TASK INSTRUCTIONS =
Output all entries verbatim. Skip pictures.

(THE INPUT)

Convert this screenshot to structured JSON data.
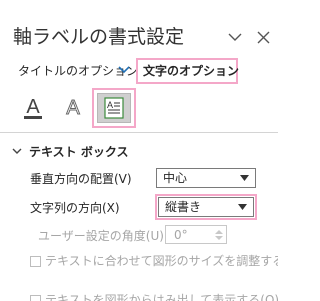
{
  "pane": {
    "title": "軸ラベルの書式設定",
    "dropdown_icon": "chevron-down-icon",
    "close_icon": "close-icon"
  },
  "tabs": {
    "title_options": "タイトルのオプション",
    "text_options": "文字のオプション"
  },
  "icons": {
    "fill": "text-fill-outline-icon",
    "effects": "text-effects-icon",
    "textbox": "textbox-icon"
  },
  "section": {
    "title": "テキスト ボックス"
  },
  "fields": {
    "vertical_align_label": "垂直方向の配置(V)",
    "vertical_align_value": "中心",
    "text_direction_label": "文字列の方向(X)",
    "text_direction_value": "縦書き",
    "custom_angle_label": "ユーザー設定の角度(U)",
    "custom_angle_value": "0°",
    "autofit_label": "テキストに合わせて図形のサイズを調整する",
    "overflow_label": "テキストを図形からはみ出して表示する(O)"
  },
  "colors": {
    "highlight": "#f4a7c8",
    "accent": "#1f6fb5",
    "disabled_text": "#a6a6a6"
  }
}
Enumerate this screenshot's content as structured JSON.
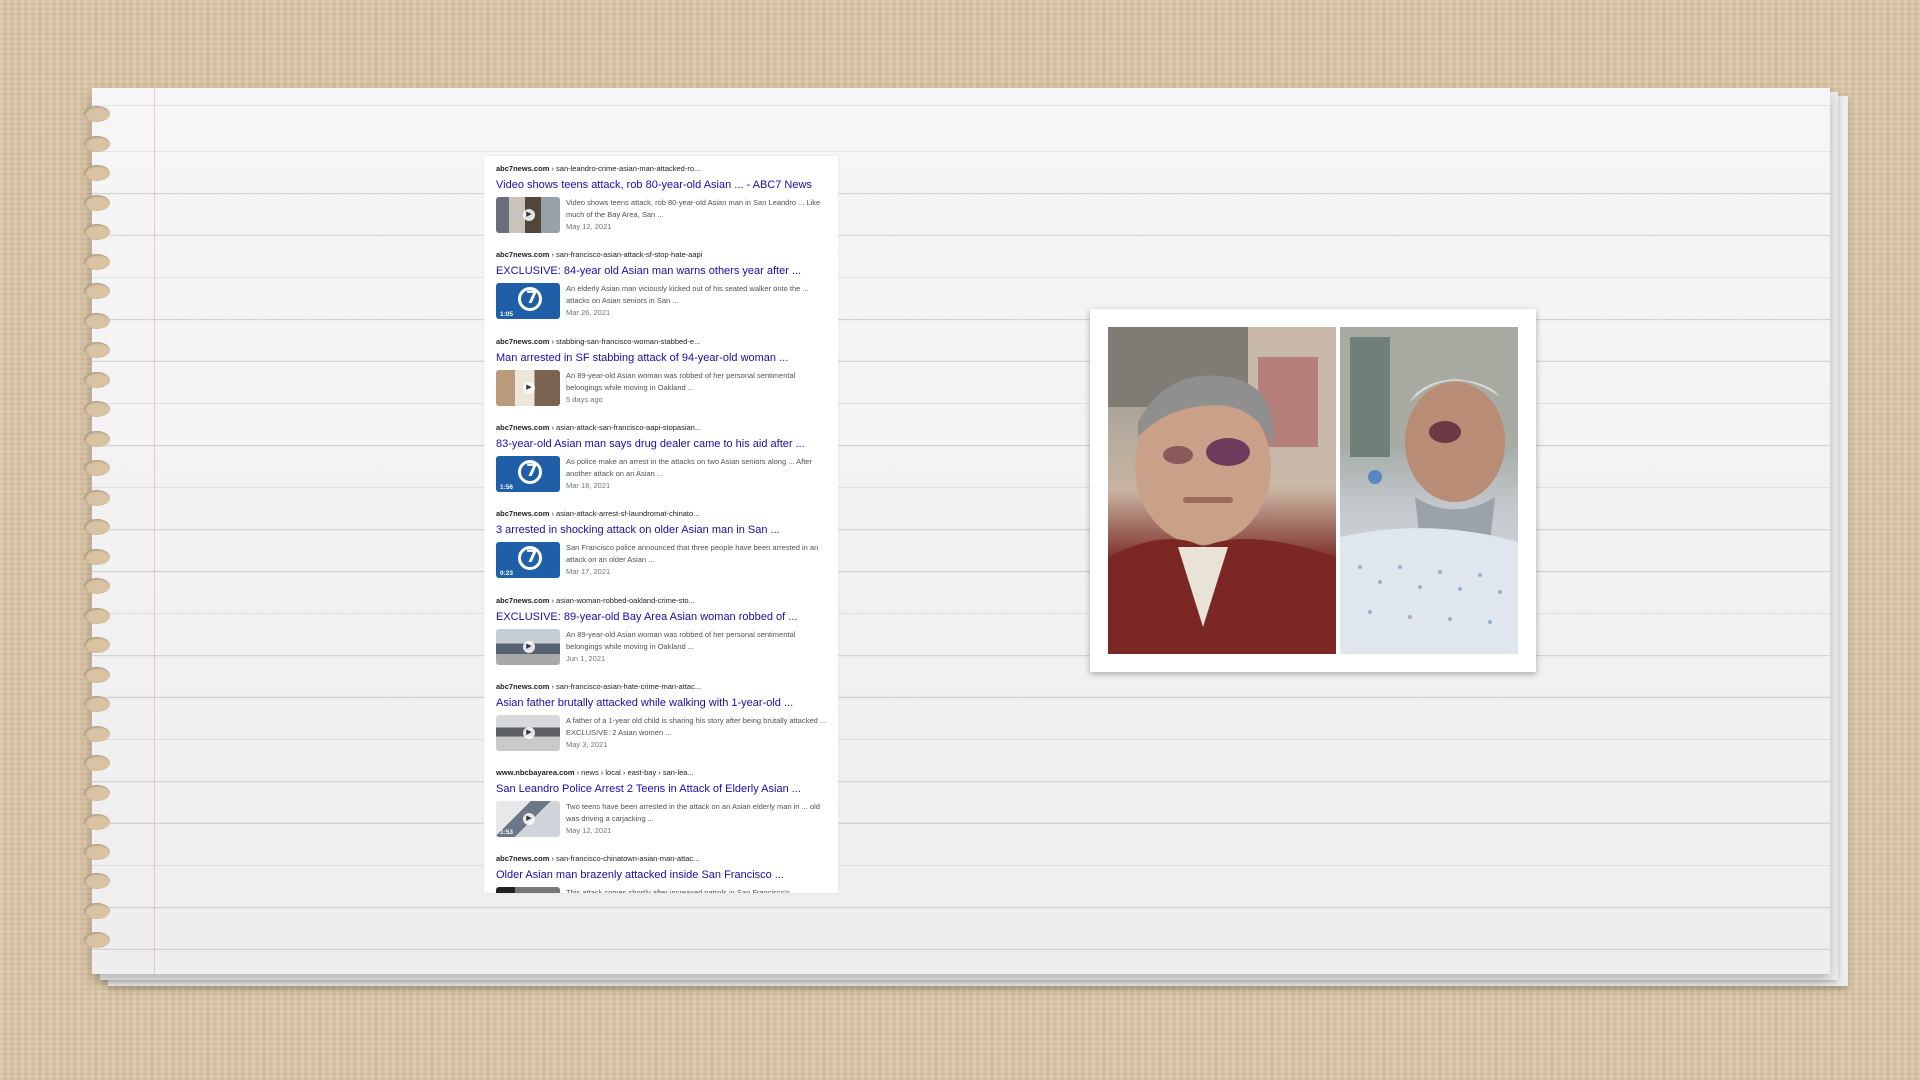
{
  "results": [
    {
      "cite_domain": "abc7news.com",
      "cite_path": " › san-leandro-crime-asian-man-attacked-ro...",
      "title": "Video shows teens attack, rob 80-year-old Asian ... - ABC7 News",
      "thumb": "photo1",
      "duration": "",
      "snippet": "Video shows teens attack, rob 80-year-old Asian man in San Leandro ... Like much of the Bay Area, San ...",
      "date": "May 12, 2021"
    },
    {
      "cite_domain": "abc7news.com",
      "cite_path": " › san-francisco-asian-attack-sf-stop-hate-aapi",
      "title": "EXCLUSIVE: 84-year old Asian man warns others year after ...",
      "thumb": "abc",
      "duration": "1:05",
      "snippet": "An elderly Asian man viciously kicked out of his seated walker onto the ... attacks on Asian seniors in San ...",
      "date": "Mar 26, 2021"
    },
    {
      "cite_domain": "abc7news.com",
      "cite_path": " › stabbing-san-francisco-woman-stabbed-e...",
      "title": "Man arrested in SF stabbing attack of 94-year-old woman ...",
      "thumb": "photo2",
      "duration": "",
      "snippet": "An 89-year-old Asian woman was robbed of her personal sentimental belongings while moving in Oakland ...",
      "date": "5 days ago"
    },
    {
      "cite_domain": "abc7news.com",
      "cite_path": " › asian-attack-san-francisco-aapi-stopasian...",
      "title": "83-year-old Asian man says drug dealer came to his aid after ...",
      "thumb": "abc",
      "duration": "1:56",
      "snippet": "As police make an arrest in the attacks on two Asian seniors along ... After another attack on an Asian ...",
      "date": "Mar 18, 2021"
    },
    {
      "cite_domain": "abc7news.com",
      "cite_path": " › asian-attack-arrest-sf-laundromat-chinato...",
      "title": "3 arrested in shocking attack on older Asian man in San ...",
      "thumb": "abc",
      "duration": "0:23",
      "snippet": "San Francisco police announced that three people have been arrested in an attack on an older Asian ...",
      "date": "Mar 17, 2021"
    },
    {
      "cite_domain": "abc7news.com",
      "cite_path": " › asian-woman-robbed-oakland-crime-sto...",
      "title": "EXCLUSIVE: 89-year-old Bay Area Asian woman robbed of ...",
      "thumb": "photo3",
      "duration": "",
      "snippet": "An 89-year-old Asian woman was robbed of her personal sentimental belongings while moving in Oakland ...",
      "date": "Jun 1, 2021"
    },
    {
      "cite_domain": "abc7news.com",
      "cite_path": " › san-francisco-asian-hate-crime-man-attac...",
      "title": "Asian father brutally attacked while walking with 1-year-old ...",
      "thumb": "photo4",
      "duration": "",
      "snippet": "A father of a 1-year old child is sharing his story after being brutally attacked ... EXCLUSIVE: 2 Asian women ...",
      "date": "May 3, 2021"
    },
    {
      "cite_domain": "www.nbcbayarea.com",
      "cite_path": " › news › local › east-bay › san-lea...",
      "title": "San Leandro Police Arrest 2 Teens in Attack of Elderly Asian ...",
      "thumb": "photo5",
      "duration": "1:53",
      "snippet": "Two teens have been arrested in the attack on an Asian elderly man in ... old was driving a carjacking ...",
      "date": "May 12, 2021"
    },
    {
      "cite_domain": "abc7news.com",
      "cite_path": " › san-francisco-chinatown-asian-man-attac...",
      "title": "Older Asian man brazenly attacked inside San Francisco ...",
      "thumb": "photo6",
      "duration": "",
      "snippet": "This attack comes shortly after increased patrols in San Francisco's ...",
      "date": ""
    }
  ]
}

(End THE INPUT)

ANSWER SECTION =
Convert this screenshot to structured JSON data.
{
  "pane": {
    "title": "軸ラベルの書式設定",
    "dropdown_icon": "chevron-down-icon",
    "close_icon": "close-icon"
  },
  "tabs": {
    "title_options": "タイトルのオプション",
    "text_options": "文字のオプション"
  },
  "icons": {
    "fill": "text-fill-outline-icon",
    "effects": "text-effects-icon",
    "textbox": "textbox-icon"
  },
  "section": {
    "title": "テキスト ボックス"
  },
  "fields": {
    "vertical_align_label": "垂直方向の配置(V)",
    "vertical_align_value": "中心",
    "text_direction_label": "文字列の方向(X)",
    "text_direction_value": "縦書き",
    "custom_angle_label": "ユーザー設定の角度(U)",
    "custom_angle_value": "0°",
    "autofit_label": "テキストに合わせて図形のサイズを調整する",
    "overflow_label": "テキストを図形からはみ出して表示する(O)"
  },
  "colors": {
    "highlight": "#f4a7c8",
    "accent": "#1f6fb5",
    "disabled_text": "#a6a6a6"
  }
}
Enumerate this screenshot's content as structured JSON.
{
  "results": [
    {
      "cite_domain": "abc7news.com",
      "cite_path": " › san-leandro-crime-asian-man-attacked-ro...",
      "title": "Video shows teens attack, rob 80-year-old Asian ... - ABC7 News",
      "thumb": "photo1",
      "duration": "",
      "snippet": "Video shows teens attack, rob 80-year-old Asian man in San Leandro ... Like much of the Bay Area, San ...",
      "date": "May 12, 2021"
    },
    {
      "cite_domain": "abc7news.com",
      "cite_path": " › san-francisco-asian-attack-sf-stop-hate-aapi",
      "title": "EXCLUSIVE: 84-year old Asian man warns others year after ...",
      "thumb": "abc",
      "duration": "1:05",
      "snippet": "An elderly Asian man viciously kicked out of his seated walker onto the ... attacks on Asian seniors in San ...",
      "date": "Mar 26, 2021"
    },
    {
      "cite_domain": "abc7news.com",
      "cite_path": " › stabbing-san-francisco-woman-stabbed-e...",
      "title": "Man arrested in SF stabbing attack of 94-year-old woman ...",
      "thumb": "photo2",
      "duration": "",
      "snippet": "An 89-year-old Asian woman was robbed of her personal sentimental belongings while moving in Oakland ...",
      "date": "5 days ago"
    },
    {
      "cite_domain": "abc7news.com",
      "cite_path": " › asian-attack-san-francisco-aapi-stopasian...",
      "title": "83-year-old Asian man says drug dealer came to his aid after ...",
      "thumb": "abc",
      "duration": "1:56",
      "snippet": "As police make an arrest in the attacks on two Asian seniors along ... After another attack on an Asian ...",
      "date": "Mar 18, 2021"
    },
    {
      "cite_domain": "abc7news.com",
      "cite_path": " › asian-attack-arrest-sf-laundromat-chinato...",
      "title": "3 arrested in shocking attack on older Asian man in San ...",
      "thumb": "abc",
      "duration": "0:23",
      "snippet": "San Francisco police announced that three people have been arrested in an attack on an older Asian ...",
      "date": "Mar 17, 2021"
    },
    {
      "cite_domain": "abc7news.com",
      "cite_path": " › asian-woman-robbed-oakland-crime-sto...",
      "title": "EXCLUSIVE: 89-year-old Bay Area Asian woman robbed of ...",
      "thumb": "photo3",
      "duration": "",
      "snippet": "An 89-year-old Asian woman was robbed of her personal sentimental belongings while moving in Oakland ...",
      "date": "Jun 1, 2021"
    },
    {
      "cite_domain": "abc7news.com",
      "cite_path": " › san-francisco-asian-hate-crime-man-attac...",
      "title": "Asian father brutally attacked while walking with 1-year-old ...",
      "thumb": "photo4",
      "duration": "",
      "snippet": "A father of a 1-year old child is sharing his story after being brutally attacked ... EXCLUSIVE: 2 Asian women ...",
      "date": "May 3, 2021"
    },
    {
      "cite_domain": "www.nbcbayarea.com",
      "cite_path": " › news › local › east-bay › san-lea...",
      "title": "San Leandro Police Arrest 2 Teens in Attack of Elderly Asian ...",
      "thumb": "photo5",
      "duration": "1:53",
      "snippet": "Two teens have been arrested in the attack on an Asian elderly man in ... old was driving a carjacking ...",
      "date": "May 12, 2021"
    },
    {
      "cite_domain": "abc7news.com",
      "cite_path": " › san-francisco-chinatown-asian-man-attac...",
      "title": "Older Asian man brazenly attacked inside San Francisco ...",
      "thumb": "photo6",
      "duration": "",
      "snippet": "This attack comes shortly after increased patrols in San Francisco's ...",
      "date": ""
    }
  ]
}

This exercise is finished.